I'm an interior designer, writer, and marketing coordinator working in  private aviation. 

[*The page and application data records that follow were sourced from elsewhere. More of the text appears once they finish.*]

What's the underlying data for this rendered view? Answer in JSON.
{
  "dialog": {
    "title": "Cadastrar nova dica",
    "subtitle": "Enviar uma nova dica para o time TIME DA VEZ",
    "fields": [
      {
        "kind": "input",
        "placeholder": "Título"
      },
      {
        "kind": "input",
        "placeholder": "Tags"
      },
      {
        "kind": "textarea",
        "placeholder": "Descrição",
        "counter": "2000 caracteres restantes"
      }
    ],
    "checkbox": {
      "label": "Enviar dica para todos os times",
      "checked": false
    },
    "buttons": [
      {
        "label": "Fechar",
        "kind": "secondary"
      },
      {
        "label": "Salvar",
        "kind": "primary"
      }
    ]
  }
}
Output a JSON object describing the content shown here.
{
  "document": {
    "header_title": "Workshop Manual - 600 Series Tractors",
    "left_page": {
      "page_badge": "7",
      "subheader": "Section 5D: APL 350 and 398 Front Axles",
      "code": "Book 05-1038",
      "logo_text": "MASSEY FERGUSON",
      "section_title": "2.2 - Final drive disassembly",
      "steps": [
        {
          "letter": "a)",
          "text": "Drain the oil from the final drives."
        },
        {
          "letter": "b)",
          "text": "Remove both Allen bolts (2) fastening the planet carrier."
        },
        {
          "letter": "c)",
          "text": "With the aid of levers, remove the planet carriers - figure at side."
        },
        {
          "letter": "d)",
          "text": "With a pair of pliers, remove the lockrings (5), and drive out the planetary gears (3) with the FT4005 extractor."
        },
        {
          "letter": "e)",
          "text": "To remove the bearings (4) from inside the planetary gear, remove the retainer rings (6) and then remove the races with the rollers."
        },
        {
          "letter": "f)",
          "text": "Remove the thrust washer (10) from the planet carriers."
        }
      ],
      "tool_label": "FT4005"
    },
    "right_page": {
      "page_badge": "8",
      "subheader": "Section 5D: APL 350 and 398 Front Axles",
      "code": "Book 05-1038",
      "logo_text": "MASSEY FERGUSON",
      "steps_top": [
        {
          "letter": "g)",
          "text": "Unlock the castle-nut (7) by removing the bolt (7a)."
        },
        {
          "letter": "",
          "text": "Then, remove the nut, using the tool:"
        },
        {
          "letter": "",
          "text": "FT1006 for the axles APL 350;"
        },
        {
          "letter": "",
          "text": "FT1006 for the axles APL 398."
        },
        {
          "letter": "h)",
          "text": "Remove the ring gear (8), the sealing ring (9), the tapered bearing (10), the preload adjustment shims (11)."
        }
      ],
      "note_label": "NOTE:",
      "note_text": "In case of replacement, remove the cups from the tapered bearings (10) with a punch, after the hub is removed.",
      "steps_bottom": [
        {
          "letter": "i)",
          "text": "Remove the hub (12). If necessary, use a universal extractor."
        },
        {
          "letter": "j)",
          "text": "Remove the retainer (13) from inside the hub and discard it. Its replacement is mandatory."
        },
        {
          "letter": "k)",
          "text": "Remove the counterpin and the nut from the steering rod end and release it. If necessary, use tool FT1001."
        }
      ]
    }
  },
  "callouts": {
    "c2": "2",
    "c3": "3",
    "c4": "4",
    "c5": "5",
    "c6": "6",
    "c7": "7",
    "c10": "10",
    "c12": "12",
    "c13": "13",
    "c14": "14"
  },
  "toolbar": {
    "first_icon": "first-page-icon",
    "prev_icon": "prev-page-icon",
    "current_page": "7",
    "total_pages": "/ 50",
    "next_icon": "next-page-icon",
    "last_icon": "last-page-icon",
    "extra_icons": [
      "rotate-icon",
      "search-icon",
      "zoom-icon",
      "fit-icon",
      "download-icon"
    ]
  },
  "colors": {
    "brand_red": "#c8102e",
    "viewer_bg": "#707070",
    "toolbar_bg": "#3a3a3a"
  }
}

My current goal is to form an intersectional community through meetups while engaging in composting, conservation, permaculture, and making a low impact/more sustainable lifestyle accessible while supporting local businesses and creatives